Brief:
For the data below, tally how many lines contain "이그젝티브" and answer only with that tally.

Input records:

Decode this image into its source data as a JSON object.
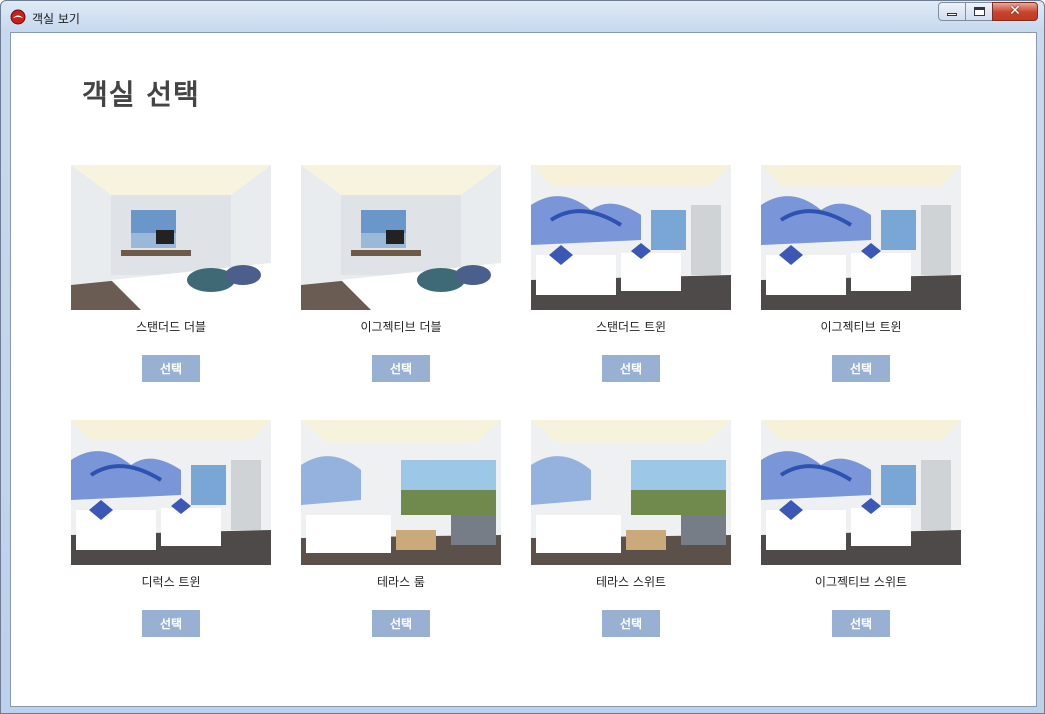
{
  "window": {
    "title": "객실 보기",
    "close_glyph": "✕"
  },
  "page": {
    "title": "객실 선택"
  },
  "select_label": "선택",
  "rooms": [
    {
      "name": "스탠더드 더블",
      "style": "double"
    },
    {
      "name": "이그젝티브 더블",
      "style": "double"
    },
    {
      "name": "스탠더드 트윈",
      "style": "mural"
    },
    {
      "name": "이그젝티브 트윈",
      "style": "mural"
    },
    {
      "name": "디럭스 트윈",
      "style": "mural"
    },
    {
      "name": "테라스 룸",
      "style": "terrace"
    },
    {
      "name": "테라스 스위트",
      "style": "terrace"
    },
    {
      "name": "이그젝티브 스위트",
      "style": "mural"
    }
  ],
  "colors": {
    "button": "#98b1d3",
    "title": "#444444"
  }
}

Answer to the exercise:
3